Foods with a high content of fiber can help your digestion flow smoothly and helps prevent the reflux. In lieu of drinking a sour, sweet drink, sipping (still and without carbonation) water will be less a burden to digest and assist in washing away bacteria that cause a stink.

12. Strep The Throat

The Strep is the name of a bacteria-based infection and not a virus, and the invading bugs could make your breath smell unpleasant, according to the doctor Dr. Grbic. It’s not just that, different types of sinus infection may develop into bacterial infections that create an unpleasant, pus-like type of mucus. (Sorry for the image.)

Additionally, certain illnesses are also related to certain varieties of bacteria recognized to cause a particular unpleasant odor inside a person’s mouth.

Solution

To remove any bacteria within your mouth, scrub your teeth every day by scraping your tongue every time, and then gargling with water following each meal.

13. Poor Digestive Health

A healthy digestive system is crucial for optimal overall health. Within your digestive system, you’ll find millions of helpful bacteria that affect various body functions including your immune system.

Studies have shown that approximately 81% of your body’s immune system’s functions are located within your digestive tract. 

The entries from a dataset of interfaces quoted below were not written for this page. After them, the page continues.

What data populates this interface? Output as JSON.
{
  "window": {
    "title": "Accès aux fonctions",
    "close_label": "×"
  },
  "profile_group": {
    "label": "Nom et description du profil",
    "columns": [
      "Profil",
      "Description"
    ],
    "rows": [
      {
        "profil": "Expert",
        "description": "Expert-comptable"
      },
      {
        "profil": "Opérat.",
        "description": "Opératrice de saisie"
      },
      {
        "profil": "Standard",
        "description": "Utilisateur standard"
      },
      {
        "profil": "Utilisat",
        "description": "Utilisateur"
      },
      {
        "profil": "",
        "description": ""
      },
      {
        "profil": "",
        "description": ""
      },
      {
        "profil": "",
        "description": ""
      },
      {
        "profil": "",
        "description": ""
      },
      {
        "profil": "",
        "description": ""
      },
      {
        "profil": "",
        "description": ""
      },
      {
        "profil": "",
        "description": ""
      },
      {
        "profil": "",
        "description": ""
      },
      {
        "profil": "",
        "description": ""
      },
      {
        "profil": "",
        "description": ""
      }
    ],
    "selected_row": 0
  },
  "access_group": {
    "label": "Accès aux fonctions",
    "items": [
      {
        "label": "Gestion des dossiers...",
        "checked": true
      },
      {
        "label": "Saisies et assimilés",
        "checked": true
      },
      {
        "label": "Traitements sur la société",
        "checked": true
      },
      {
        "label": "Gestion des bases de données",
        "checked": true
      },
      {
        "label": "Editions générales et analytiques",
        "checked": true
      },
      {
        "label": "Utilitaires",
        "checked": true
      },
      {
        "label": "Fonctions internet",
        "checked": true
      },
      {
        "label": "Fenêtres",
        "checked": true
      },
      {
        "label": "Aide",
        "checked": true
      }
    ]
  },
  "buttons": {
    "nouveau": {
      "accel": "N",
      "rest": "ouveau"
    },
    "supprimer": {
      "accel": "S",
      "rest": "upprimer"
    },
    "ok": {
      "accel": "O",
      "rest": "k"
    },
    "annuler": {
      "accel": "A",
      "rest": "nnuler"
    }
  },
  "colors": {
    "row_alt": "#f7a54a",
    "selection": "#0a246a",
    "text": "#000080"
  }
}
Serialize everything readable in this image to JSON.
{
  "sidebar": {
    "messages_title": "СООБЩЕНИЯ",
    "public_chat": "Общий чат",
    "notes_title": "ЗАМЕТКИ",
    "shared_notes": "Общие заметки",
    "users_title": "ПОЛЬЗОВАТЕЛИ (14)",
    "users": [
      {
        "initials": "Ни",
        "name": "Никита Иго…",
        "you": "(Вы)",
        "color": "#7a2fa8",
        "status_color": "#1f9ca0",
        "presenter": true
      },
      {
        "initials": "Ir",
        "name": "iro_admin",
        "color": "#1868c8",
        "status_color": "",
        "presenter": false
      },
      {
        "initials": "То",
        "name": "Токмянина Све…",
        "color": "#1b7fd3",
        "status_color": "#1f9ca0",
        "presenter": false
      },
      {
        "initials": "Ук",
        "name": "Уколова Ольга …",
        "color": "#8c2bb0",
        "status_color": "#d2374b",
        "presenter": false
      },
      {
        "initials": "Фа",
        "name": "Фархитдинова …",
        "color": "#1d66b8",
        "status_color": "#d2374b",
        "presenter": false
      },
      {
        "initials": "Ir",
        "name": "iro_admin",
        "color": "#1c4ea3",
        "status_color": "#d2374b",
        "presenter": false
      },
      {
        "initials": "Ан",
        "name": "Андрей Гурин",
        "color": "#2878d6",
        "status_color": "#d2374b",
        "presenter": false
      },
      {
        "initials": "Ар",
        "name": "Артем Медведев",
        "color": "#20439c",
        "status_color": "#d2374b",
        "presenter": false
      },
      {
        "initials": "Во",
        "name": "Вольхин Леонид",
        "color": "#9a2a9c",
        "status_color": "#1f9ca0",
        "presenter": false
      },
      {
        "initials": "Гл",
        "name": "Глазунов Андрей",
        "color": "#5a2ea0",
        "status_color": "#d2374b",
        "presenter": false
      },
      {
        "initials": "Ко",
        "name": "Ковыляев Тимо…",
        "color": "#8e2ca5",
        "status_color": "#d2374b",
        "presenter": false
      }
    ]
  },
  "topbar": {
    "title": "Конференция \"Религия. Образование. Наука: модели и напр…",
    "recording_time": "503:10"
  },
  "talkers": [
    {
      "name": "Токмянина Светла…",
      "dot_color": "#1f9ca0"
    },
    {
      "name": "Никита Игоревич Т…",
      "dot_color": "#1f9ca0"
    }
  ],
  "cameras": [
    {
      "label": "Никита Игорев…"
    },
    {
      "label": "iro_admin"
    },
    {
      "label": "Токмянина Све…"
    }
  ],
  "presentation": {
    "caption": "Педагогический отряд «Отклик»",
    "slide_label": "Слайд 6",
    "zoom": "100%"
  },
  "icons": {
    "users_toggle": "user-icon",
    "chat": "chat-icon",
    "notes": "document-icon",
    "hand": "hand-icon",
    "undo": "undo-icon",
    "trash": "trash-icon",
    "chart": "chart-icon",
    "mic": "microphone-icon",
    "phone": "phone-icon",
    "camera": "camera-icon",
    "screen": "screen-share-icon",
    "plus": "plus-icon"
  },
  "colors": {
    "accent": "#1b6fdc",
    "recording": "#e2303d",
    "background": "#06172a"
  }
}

The ratio of gut bacteria that are good and bad bacteria is an important indicator of of your well-being. 

Your gut needs to have an equilibrium of around 85 percent healthy bacteria and 15 percent of bad. 

A mismatch between the good bacteria and those that are bad could lead to a variety of health issues that are more severe than bad breath or body smell.

The gut flora that isn’t optimal could cause you to be at risk of ailments that are that are linked by bad breath. A smell of fish in your breath could indicate kidney issues and fruity breath could indicate an uncontrolled case of diabetes.

Solution

This is the reason why reseeding your colon with good bacteria can be crucial to ensure optimal health and prevention. 

However, before I outline the steps needed to aid you in this first, you need to know the way the food you diet plays a major influence on the health of the gut bacteria.

14. Compromised Immunity

The foundation of health is a functioning immune system. Our immune system builds antibodies to shield the body from being absorbed by pathogens.

Many auto-immune disorders and any period of weakening immunity can lead to the condition of halitosis. 

This is due to the fact that the bad bacteria that reside within the mouth aren’t being dealt with properly by the immune system.

Solution

In the end there is a significant connection with the immune system as well as the health of your teeth. If you think this might be the case, keep building your immunity through gentle exercise along with good sleep as well as other healthy living habits.